The former chief fiscal officer of the Arkansas Forestry Commission told legislators Tuesday that the agency's chief knew for years about financial problems that led the planned layoff of 36 workers.

The former chief fiscal officer of the Arkansas Forestry Commission told legislators Tuesday that the agency's chief knew for years about financial problems that led the planned layoff of 36 workers.

The agency announced this month that the workers will be laid off Jan. 13. About 300 people work for the Forestry Commission.

Robert Araiza told a Legislative Council subcommittee Tuesday that state Forester John Shannon told him in 2010 that Democratic Gov. Mike Beebe didn't want any public discussion of a shortfall until after last year's general election and had canceled a meeting with forestry professionals.

Beebe's spokesman Matt DeCample said the governor didn't know how bad the agency's financial problems were and had canceled the meeting because it pertained to raising the severance tax on timber amid an anti-tax climate.

The Forestry Commission this year has a $4 million shortfall that is being blamed on a drop in timber sales. The shortfall prompted the layoffs.

"It was like they were listening but they weren't hearing me," Araiza said.

Shannon told the panel that he canceled the meeting after talking with the governor's office. He said he expected the meeting to focus on taxes and also told the legislators there needs to be a "fresh look" at how to fund the agency.

The state's timber industry has been hit hard by the nation's housing market's woes. Georgia-Pacific announced in September that it would indefinitely suspend its plywood and stud manufacturing operation in Crossett, affecting 700 employees.

Shannon said previously he had known that the commission's budget was strained, but didn't learn how bad the shortfall was until November. He also said earlier he planned to ask for help in February when the Legislature convenes for its fiscal session.
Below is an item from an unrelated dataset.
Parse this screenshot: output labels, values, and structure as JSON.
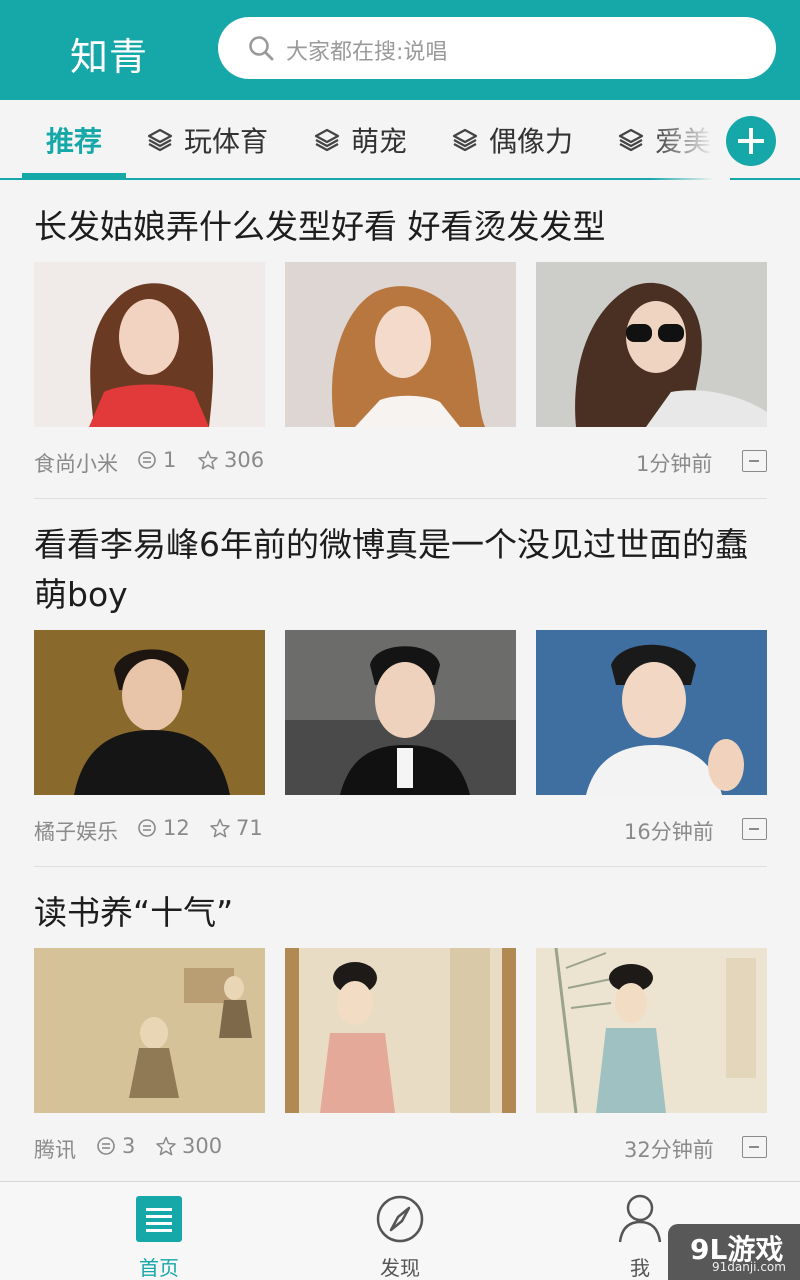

Arkansas agencies have avoided the major layoffs and cutbacks that other states have suffered. The Forestry Commission is unique because of its reliance on timber sales to fund its budget.